 In the pre-boom period, Bintulu was a sleepy town which got its first bus service in the late 60's.   The Majlis Amanah Rakyat Malaysia, in short MARA, owned these buses.  The buses provided much needed public transportation for Bintulu to link it to Miri, some 200 kilometers away north of Bintulu, which was the capital of the Fourth Division.  In the early 1970's,  Bintulu was a sub-district in the division  and all government affairs were headquartered at Miri for final decision making.  This arrangement made very slow progress to the far away town of Bintulu.  In the 60's Bintulu was in the backwaters of development.  The picture above shows the bus station site located just in front of the old fish market.  At the picture below is seen the previous bus station site turned into a public car parking space.  The wooden shophouses were demolished to give way to concrete shophouses.  When not many people were able to buy cars in the  60's and 70's, the bus service was a real boon for the general public of Bintulu.  After a series of four economic booms, Bintulu population grew larger and many were well-off to afford their own cars.  Thus with more cars additional parking spaces were constructed within  the Bintulu town.  The car parking area as shown below is charged using the coupon system.  As at 9th July'14, the current rate is 50 sen per one hour of parking time.  
Note the Tanjung trees ( Mimusops elengi) planted for  shade and beautification of the town.
Photo taken : 7 July'14

Monday, July 7, 2014

The old fish market prior to the first boom

The fish market is partly seen at left of the picture.  At the right is partly seen makeshift stalls offering coffee, fast food and cakes, even 'Satay' dish.  Picture illustrates the fish market front area in the late 60's to 70's i.e. Pre-Boom period.
 Bintulu has been well-known for fresh fishes since time immemorial.  During the pre-boom period, it has a very small fish market sited on the river bank as in the picture above.  At high tide the river water would clear all rubbish below the market.  It would mean also that if you drop your coins, it would be impossible to search for them.  The front part of the market have vegetable growers selling their cultivated vegetables and were mainly Chinese farmers .  Pass them towards the river would be the fish mongers.  A jetty extends the area of the fish market to the river and level of the low tide some 20 meters away.
The old fish market site has given way to new fish market (partly seen at left).  The new fish market complex housed both a wet and dry market and food stalls.  At right is the 'Tamu' or jungle produce market.
Picture taken on 6 July'14
Just at the beginning of the first boom, the old fish market was unable to cope with the rising demand for vegetables. For a good year or two during the first boom, vegetables were flown from Sabah to help meet the demand in Bintulu.  The government of the day decided to 'import' many vegetable farmers from Sarikei and other places in Sibu to settle at Sungai Plan to start the vegetable growing project in Bintulu on a big scale.

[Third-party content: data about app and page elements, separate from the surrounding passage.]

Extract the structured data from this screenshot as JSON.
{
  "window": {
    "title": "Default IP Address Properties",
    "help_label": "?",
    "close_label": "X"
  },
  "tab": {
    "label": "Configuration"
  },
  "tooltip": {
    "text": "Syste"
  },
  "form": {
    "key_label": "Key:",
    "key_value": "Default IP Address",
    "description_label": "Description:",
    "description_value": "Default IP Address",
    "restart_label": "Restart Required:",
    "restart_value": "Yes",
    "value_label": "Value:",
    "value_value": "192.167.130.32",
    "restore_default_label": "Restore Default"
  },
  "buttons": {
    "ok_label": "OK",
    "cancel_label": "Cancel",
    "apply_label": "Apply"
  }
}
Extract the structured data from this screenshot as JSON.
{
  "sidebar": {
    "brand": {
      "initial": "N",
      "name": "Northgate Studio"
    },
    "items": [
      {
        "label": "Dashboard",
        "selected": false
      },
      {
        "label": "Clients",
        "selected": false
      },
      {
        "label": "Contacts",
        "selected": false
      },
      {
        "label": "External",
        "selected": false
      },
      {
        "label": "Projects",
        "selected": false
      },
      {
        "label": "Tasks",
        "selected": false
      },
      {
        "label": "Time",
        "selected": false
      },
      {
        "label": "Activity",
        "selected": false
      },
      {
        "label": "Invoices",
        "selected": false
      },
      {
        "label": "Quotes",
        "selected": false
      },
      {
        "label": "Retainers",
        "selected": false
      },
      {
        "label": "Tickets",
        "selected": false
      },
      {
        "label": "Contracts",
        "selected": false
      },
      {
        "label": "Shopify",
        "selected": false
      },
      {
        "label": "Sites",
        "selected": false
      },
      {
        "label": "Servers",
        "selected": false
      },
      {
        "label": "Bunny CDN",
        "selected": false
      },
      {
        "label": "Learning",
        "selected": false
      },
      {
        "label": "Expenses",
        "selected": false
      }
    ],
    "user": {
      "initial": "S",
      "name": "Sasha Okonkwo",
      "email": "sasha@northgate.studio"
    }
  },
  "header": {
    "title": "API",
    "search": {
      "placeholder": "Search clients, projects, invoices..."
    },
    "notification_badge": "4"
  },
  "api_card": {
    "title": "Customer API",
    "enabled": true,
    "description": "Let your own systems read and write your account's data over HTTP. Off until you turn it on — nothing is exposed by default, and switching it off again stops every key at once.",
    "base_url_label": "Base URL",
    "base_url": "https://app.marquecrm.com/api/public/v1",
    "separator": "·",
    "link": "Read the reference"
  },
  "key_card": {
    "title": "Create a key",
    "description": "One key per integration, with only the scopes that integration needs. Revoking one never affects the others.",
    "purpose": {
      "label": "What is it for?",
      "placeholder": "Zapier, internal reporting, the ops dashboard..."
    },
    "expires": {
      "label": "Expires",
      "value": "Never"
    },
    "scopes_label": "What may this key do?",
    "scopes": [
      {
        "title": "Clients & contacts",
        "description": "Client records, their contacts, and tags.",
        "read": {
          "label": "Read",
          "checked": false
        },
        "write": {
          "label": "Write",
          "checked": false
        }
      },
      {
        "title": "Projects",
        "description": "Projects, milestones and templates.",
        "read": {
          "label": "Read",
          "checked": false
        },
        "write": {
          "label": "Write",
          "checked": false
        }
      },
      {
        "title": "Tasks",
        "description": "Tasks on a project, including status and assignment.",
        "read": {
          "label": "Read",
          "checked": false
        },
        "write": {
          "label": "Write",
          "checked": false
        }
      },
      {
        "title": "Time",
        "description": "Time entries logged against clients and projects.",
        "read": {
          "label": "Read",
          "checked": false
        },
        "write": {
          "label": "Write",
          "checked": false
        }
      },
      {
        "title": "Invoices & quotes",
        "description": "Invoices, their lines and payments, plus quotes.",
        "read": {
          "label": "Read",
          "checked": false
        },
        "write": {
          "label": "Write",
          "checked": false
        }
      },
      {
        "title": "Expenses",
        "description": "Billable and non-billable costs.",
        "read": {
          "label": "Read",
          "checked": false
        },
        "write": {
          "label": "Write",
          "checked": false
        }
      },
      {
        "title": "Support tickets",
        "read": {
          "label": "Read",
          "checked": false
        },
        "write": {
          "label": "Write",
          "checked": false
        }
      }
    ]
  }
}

This project site was called 'Market Gardening' project by the BDA or Bintulu Development Authority.  The produce of the market gardening project farmers were sold at the old fish market being its main retail center.  The project and the market was helpful to meet the demand for vegetables during the first boom period (1979-85)